(What the task requires)
If a line of the material contains "Playbook", copy it.

(Information)
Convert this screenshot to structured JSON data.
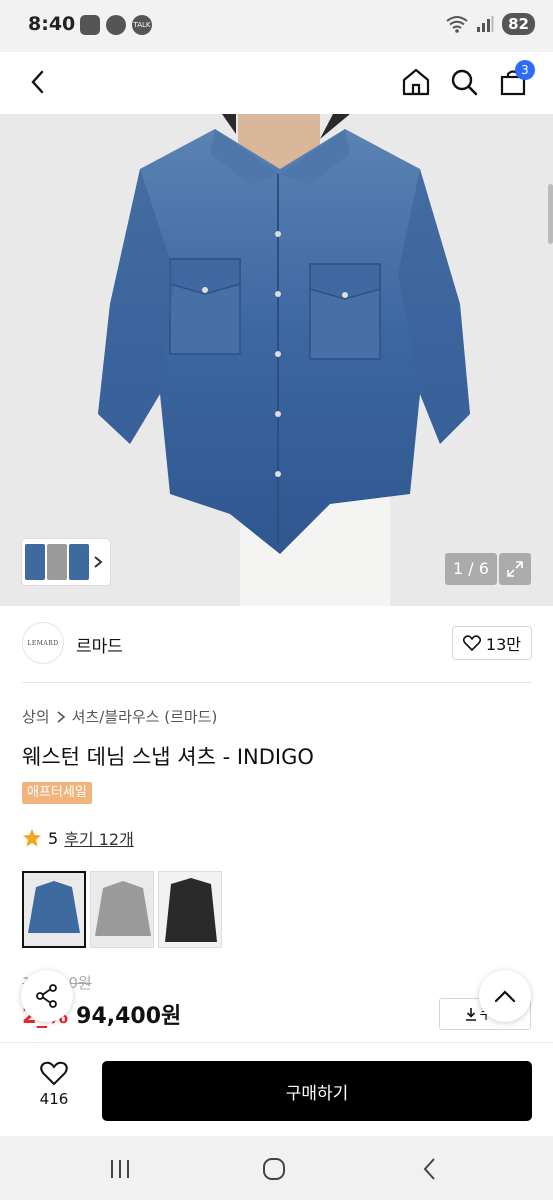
{
  "status": {
    "time": "8:40",
    "talk_badge": "TALK",
    "battery": "82"
  },
  "nav": {
    "cart_count": "3"
  },
  "gallery": {
    "counter": "1 / 6"
  },
  "brand": {
    "logo_text": "LEMARD",
    "name": "르마드",
    "likes": "13만"
  },
  "breadcrumb": {
    "category": "상의",
    "subcategory": "셔츠/블라우스 (르마드)"
  },
  "product": {
    "title": "웨스턴 데님 스냅 셔츠 - INDIGO",
    "tag": "애프터세일",
    "rating": "5",
    "reviews": "후기 12개",
    "original_price": "1__,_00원",
    "discount": "2_%",
    "sale_price": "94,400원",
    "coupon_label": "쿠폰"
  },
  "colors": [
    "#3e6aa0",
    "#9a9a9a",
    "#2a2a2a"
  ],
  "actions": {
    "wish_count": "416",
    "buy_label": "구매하기"
  }
}
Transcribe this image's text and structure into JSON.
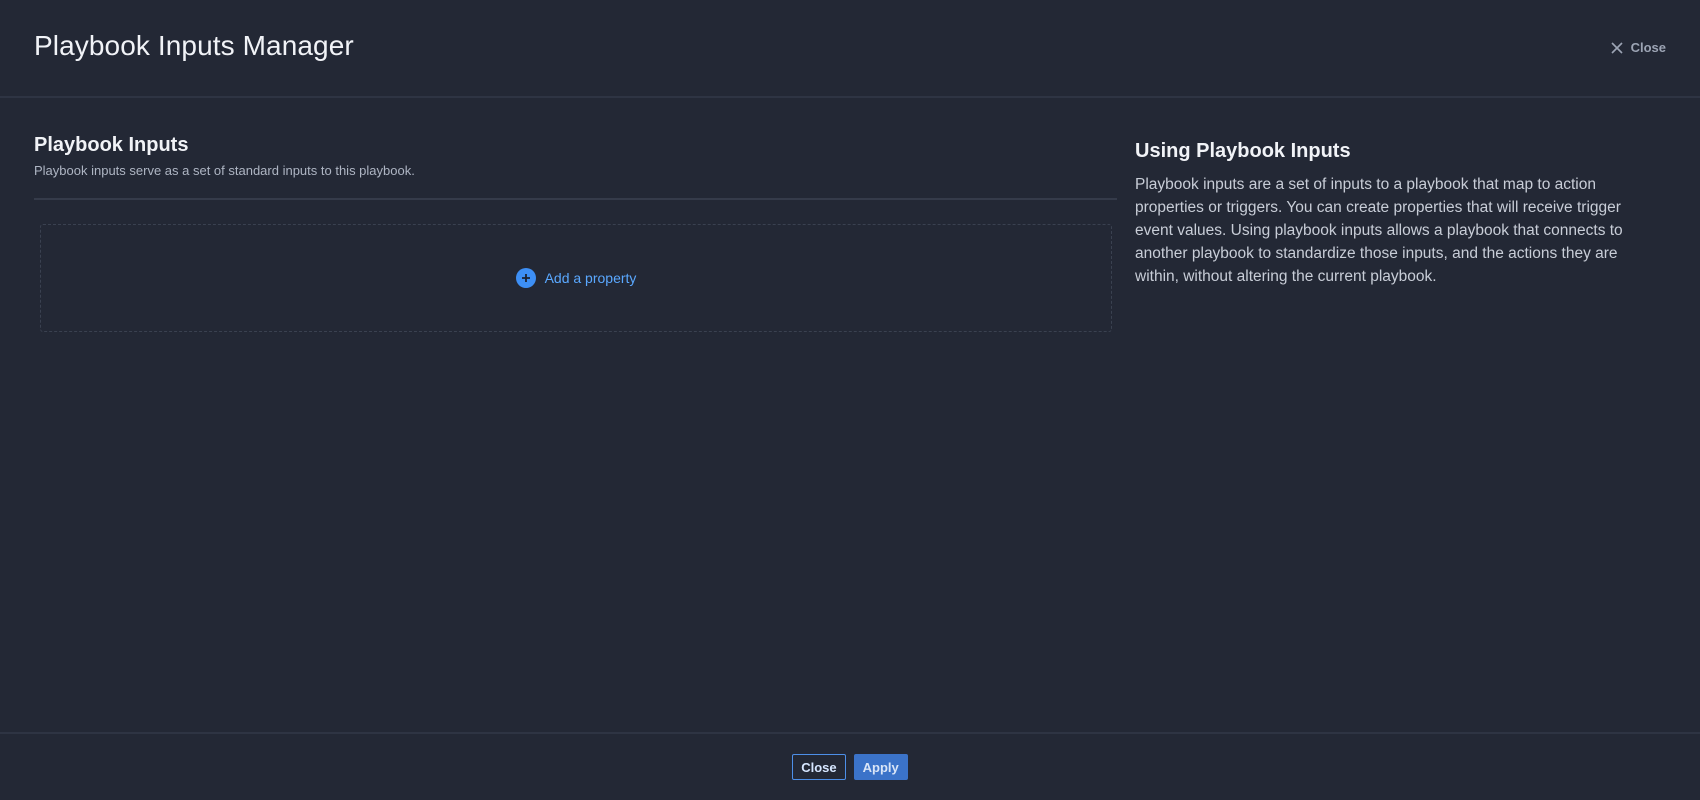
{
  "header": {
    "title": "Playbook Inputs Manager",
    "close_label": "Close"
  },
  "inputs": {
    "title": "Playbook Inputs",
    "subtitle": "Playbook inputs serve as a set of standard inputs to this playbook.",
    "add_property_label": "Add a property"
  },
  "help": {
    "title": "Using Playbook Inputs",
    "body": "Playbook inputs are a set of inputs to a playbook that map to action properties or triggers. You can create properties that will receive trigger event values. Using playbook inputs allows a playbook that connects to another playbook to standardize those inputs, and the actions they are within, without altering the current playbook."
  },
  "footer": {
    "close_label": "Close",
    "apply_label": "Apply"
  },
  "colors": {
    "background": "#232835",
    "accent": "#3d8ff5",
    "link": "#5aa8ff"
  }
}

(Response to this task)
    "title": "Playbook Inputs Manager",
    "title": "Playbook Inputs",
    "subtitle": "Playbook inputs serve as a set of standard inputs to this playbook.",
    "title": "Using Playbook Inputs",
    "body": "Playbook inputs are a set of inputs to a playbook that map to action properties or triggers. You can create properties that will receive trigger event values. Using playbook inputs allows a playbook that connects to another playbook to standardize those inputs, and the actions they are within, without altering the current playbook."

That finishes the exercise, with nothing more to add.